Start of Data excerpts

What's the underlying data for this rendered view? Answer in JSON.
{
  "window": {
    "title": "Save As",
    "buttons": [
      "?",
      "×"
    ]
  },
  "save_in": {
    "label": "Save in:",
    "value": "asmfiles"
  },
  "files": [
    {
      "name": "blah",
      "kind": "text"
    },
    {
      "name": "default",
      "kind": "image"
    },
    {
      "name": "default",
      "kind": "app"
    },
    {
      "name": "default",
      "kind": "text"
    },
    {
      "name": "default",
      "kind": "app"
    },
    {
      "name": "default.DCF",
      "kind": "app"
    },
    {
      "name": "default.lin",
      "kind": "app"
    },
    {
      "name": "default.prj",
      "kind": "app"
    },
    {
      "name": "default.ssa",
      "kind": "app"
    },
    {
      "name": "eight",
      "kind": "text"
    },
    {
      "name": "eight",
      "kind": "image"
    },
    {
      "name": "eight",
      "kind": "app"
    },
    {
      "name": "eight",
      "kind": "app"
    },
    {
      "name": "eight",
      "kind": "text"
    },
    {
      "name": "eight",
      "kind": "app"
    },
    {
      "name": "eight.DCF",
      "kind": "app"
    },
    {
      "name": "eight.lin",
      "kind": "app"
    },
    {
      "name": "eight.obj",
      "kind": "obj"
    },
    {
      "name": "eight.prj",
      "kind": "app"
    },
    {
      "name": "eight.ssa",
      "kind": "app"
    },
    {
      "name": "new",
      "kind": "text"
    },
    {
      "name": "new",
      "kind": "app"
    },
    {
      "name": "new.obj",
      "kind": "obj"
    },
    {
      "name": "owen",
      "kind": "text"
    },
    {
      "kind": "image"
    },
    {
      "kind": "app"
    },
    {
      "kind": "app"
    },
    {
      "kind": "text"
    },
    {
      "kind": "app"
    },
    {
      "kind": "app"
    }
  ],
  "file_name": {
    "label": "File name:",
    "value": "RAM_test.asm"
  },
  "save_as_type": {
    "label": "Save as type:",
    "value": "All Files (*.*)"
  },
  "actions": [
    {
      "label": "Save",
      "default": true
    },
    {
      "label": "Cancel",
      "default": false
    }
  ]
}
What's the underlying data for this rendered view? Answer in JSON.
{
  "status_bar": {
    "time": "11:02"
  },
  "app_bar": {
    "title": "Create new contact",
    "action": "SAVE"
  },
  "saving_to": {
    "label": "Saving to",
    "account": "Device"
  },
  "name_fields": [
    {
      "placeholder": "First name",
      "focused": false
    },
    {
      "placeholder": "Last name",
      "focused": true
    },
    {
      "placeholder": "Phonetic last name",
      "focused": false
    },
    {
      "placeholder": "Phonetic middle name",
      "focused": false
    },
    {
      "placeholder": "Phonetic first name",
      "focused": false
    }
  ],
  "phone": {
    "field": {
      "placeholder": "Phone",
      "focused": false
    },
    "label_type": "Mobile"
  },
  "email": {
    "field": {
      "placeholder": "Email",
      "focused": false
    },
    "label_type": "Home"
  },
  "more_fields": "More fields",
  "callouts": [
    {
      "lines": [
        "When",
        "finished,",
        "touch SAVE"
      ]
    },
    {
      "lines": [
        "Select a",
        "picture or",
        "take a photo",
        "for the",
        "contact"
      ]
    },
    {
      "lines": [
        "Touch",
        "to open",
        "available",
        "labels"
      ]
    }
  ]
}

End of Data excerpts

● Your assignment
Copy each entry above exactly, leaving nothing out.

● Solution to this task
What's the underlying data for this rendered view? Answer in JSON.
{
  "window": {
    "title": "Save As",
    "buttons": [
      "?",
      "×"
    ]
  },
  "save_in": {
    "label": "Save in:",
    "value": "asmfiles"
  },
  "files": [
    {
      "name": "blah",
      "kind": "text"
    },
    {
      "name": "default",
      "kind": "image"
    },
    {
      "name": "default",
      "kind": "app"
    },
    {
      "name": "default",
      "kind": "text"
    },
    {
      "name": "default",
      "kind": "app"
    },
    {
      "name": "default.DCF",
      "kind": "app"
    },
    {
      "name": "default.lin",
      "kind": "app"
    },
    {
      "name": "default.prj",
      "kind": "app"
    },
    {
      "name": "default.ssa",
      "kind": "app"
    },
    {
      "name": "eight",
      "kind": "text"
    },
    {
      "name": "eight",
      "kind": "image"
    },
    {
      "name": "eight",
      "kind": "app"
    },
    {
      "name": "eight",
      "kind": "app"
    },
    {
      "name": "eight",
      "kind": "text"
    },
    {
      "name": "eight",
      "kind": "app"
    },
    {
      "name": "eight.DCF",
      "kind": "app"
    },
    {
      "name": "eight.lin",
      "kind": "app"
    },
    {
      "name": "eight.obj",
      "kind": "obj"
    },
    {
      "name": "eight.prj",
      "kind": "app"
    },
    {
      "name": "eight.ssa",
      "kind": "app"
    },
    {
      "name": "new",
      "kind": "text"
    },
    {
      "name": "new",
      "kind": "app"
    },
    {
      "name": "new.obj",
      "kind": "obj"
    },
    {
      "name": "owen",
      "kind": "text"
    },
    {
      "kind": "image"
    },
    {
      "kind": "app"
    },
    {
      "kind": "app"
    },
    {
      "kind": "text"
    },
    {
      "kind": "app"
    },
    {
      "kind": "app"
    }
  ],
  "file_name": {
    "label": "File name:",
    "value": "RAM_test.asm"
  },
  "save_as_type": {
    "label": "Save as type:",
    "value": "All Files (*.*)"
  },
  "actions": [
    {
      "label": "Save",
      "default": true
    },
    {
      "label": "Cancel",
      "default": false
    }
  ]
}
What's the underlying data for this rendered view? Answer in JSON.
{
  "status_bar": {
    "time": "11:02"
  },
  "app_bar": {
    "title": "Create new contact",
    "action": "SAVE"
  },
  "saving_to": {
    "label": "Saving to",
    "account": "Device"
  },
  "name_fields": [
    {
      "placeholder": "First name",
      "focused": false
    },
    {
      "placeholder": "Last name",
      "focused": true
    },
    {
      "placeholder": "Phonetic last name",
      "focused": false
    },
    {
      "placeholder": "Phonetic middle name",
      "focused": false
    },
    {
      "placeholder": "Phonetic first name",
      "focused": false
    }
  ],
  "phone": {
    "field": {
      "placeholder": "Phone",
      "focused": false
    },
    "label_type": "Mobile"
  },
  "email": {
    "field": {
      "placeholder": "Email",
      "focused": false
    },
    "label_type": "Home"
  },
  "more_fields": "More fields",
  "callouts": [
    {
      "lines": [
        "When",
        "finished,",
        "touch SAVE"
      ]
    },
    {
      "lines": [
        "Select a",
        "picture or",
        "take a photo",
        "for the",
        "contact"
      ]
    },
    {
      "lines": [
        "Touch",
        "to open",
        "available",
        "labels"
      ]
    }
  ]
}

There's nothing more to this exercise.